| Given data |
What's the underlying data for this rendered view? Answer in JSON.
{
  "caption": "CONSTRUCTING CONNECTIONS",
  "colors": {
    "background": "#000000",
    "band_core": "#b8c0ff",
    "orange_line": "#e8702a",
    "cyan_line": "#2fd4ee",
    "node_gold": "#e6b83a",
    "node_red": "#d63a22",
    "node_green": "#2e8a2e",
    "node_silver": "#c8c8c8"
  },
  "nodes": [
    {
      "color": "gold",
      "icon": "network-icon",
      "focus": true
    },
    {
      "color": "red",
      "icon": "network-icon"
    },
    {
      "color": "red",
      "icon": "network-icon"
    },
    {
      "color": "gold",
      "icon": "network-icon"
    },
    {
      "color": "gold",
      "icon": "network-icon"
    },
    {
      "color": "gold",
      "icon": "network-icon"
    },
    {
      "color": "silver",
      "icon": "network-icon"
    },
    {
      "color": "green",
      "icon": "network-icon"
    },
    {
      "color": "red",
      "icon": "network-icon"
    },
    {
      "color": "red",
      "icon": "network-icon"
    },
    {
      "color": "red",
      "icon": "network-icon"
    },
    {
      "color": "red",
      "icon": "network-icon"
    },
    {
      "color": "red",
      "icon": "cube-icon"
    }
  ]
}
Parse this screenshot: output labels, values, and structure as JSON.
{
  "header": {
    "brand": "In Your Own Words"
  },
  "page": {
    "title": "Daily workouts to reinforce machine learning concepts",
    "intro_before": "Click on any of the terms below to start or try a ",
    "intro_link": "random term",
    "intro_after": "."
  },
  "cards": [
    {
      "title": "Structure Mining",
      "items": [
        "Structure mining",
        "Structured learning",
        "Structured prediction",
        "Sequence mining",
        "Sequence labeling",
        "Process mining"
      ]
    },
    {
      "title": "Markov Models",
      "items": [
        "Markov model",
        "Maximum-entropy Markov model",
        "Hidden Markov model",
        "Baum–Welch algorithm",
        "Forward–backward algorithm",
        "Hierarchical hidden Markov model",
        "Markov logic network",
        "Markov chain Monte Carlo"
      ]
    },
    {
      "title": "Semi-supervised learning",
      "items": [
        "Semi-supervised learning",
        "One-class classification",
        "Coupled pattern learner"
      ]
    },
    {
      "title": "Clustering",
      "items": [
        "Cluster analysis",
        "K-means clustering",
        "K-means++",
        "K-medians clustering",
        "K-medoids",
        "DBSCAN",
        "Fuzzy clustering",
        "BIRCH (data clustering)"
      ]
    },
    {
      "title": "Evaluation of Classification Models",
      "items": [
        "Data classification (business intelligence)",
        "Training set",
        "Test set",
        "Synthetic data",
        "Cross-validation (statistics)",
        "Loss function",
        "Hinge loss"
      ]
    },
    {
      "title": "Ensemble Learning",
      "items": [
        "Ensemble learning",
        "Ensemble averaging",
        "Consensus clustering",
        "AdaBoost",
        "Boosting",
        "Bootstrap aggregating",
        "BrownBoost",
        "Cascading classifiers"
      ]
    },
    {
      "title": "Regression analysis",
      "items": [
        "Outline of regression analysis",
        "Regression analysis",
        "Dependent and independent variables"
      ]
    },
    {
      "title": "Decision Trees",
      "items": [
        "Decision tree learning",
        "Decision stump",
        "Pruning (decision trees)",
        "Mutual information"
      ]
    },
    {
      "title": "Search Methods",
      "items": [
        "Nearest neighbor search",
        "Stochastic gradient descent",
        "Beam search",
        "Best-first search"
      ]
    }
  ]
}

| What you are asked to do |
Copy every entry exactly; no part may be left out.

| Result for this exercise |
What's the underlying data for this rendered view? Answer in JSON.
{
  "caption": "CONSTRUCTING CONNECTIONS",
  "colors": {
    "background": "#000000",
    "band_core": "#b8c0ff",
    "orange_line": "#e8702a",
    "cyan_line": "#2fd4ee",
    "node_gold": "#e6b83a",
    "node_red": "#d63a22",
    "node_green": "#2e8a2e",
    "node_silver": "#c8c8c8"
  },
  "nodes": [
    {
      "color": "gold",
      "icon": "network-icon",
      "focus": true
    },
    {
      "color": "red",
      "icon": "network-icon"
    },
    {
      "color": "red",
      "icon": "network-icon"
    },
    {
      "color": "gold",
      "icon": "network-icon"
    },
    {
      "color": "gold",
      "icon": "network-icon"
    },
    {
      "color": "gold",
      "icon": "network-icon"
    },
    {
      "color": "silver",
      "icon": "network-icon"
    },
    {
      "color": "green",
      "icon": "network-icon"
    },
    {
      "color": "red",
      "icon": "network-icon"
    },
    {
      "color": "red",
      "icon": "network-icon"
    },
    {
      "color": "red",
      "icon": "network-icon"
    },
    {
      "color": "red",
      "icon": "network-icon"
    },
    {
      "color": "red",
      "icon": "cube-icon"
    }
  ]
}
Parse this screenshot: output labels, values, and structure as JSON.
{
  "header": {
    "brand": "In Your Own Words"
  },
  "page": {
    "title": "Daily workouts to reinforce machine learning concepts",
    "intro_before": "Click on any of the terms below to start or try a ",
    "intro_link": "random term",
    "intro_after": "."
  },
  "cards": [
    {
      "title": "Structure Mining",
      "items": [
        "Structure mining",
        "Structured learning",
        "Structured prediction",
        "Sequence mining",
        "Sequence labeling",
        "Process mining"
      ]
    },
    {
      "title": "Markov Models",
      "items": [
        "Markov model",
        "Maximum-entropy Markov model",
        "Hidden Markov model",
        "Baum–Welch algorithm",
        "Forward–backward algorithm",
        "Hierarchical hidden Markov model",
        "Markov logic network",
        "Markov chain Monte Carlo"
      ]
    },
    {
      "title": "Semi-supervised learning",
      "items": [
        "Semi-supervised learning",
        "One-class classification",
        "Coupled pattern learner"
      ]
    },
    {
      "title": "Clustering",
      "items": [
        "Cluster analysis",
        "K-means clustering",
        "K-means++",
        "K-medians clustering",
        "K-medoids",
        "DBSCAN",
        "Fuzzy clustering",
        "BIRCH (data clustering)"
      ]
    },
    {
      "title": "Evaluation of Classification Models",
      "items": [
        "Data classification (business intelligence)",
        "Training set",
        "Test set",
        "Synthetic data",
        "Cross-validation (statistics)",
        "Loss function",
        "Hinge loss"
      ]
    },
    {
      "title": "Ensemble Learning",
      "items": [
        "Ensemble learning",
        "Ensemble averaging",
        "Consensus clustering",
        "AdaBoost",
        "Boosting",
        "Bootstrap aggregating",
        "BrownBoost",
        "Cascading classifiers"
      ]
    },
    {
      "title": "Regression analysis",
      "items": [
        "Outline of regression analysis",
        "Regression analysis",
        "Dependent and independent variables"
      ]
    },
    {
      "title": "Decision Trees",
      "items": [
        "Decision tree learning",
        "Decision stump",
        "Pruning (decision trees)",
        "Mutual information"
      ]
    },
    {
      "title": "Search Methods",
      "items": [
        "Nearest neighbor search",
        "Stochastic gradient descent",
        "Beam search",
        "Best-first search"
      ]
    }
  ]
}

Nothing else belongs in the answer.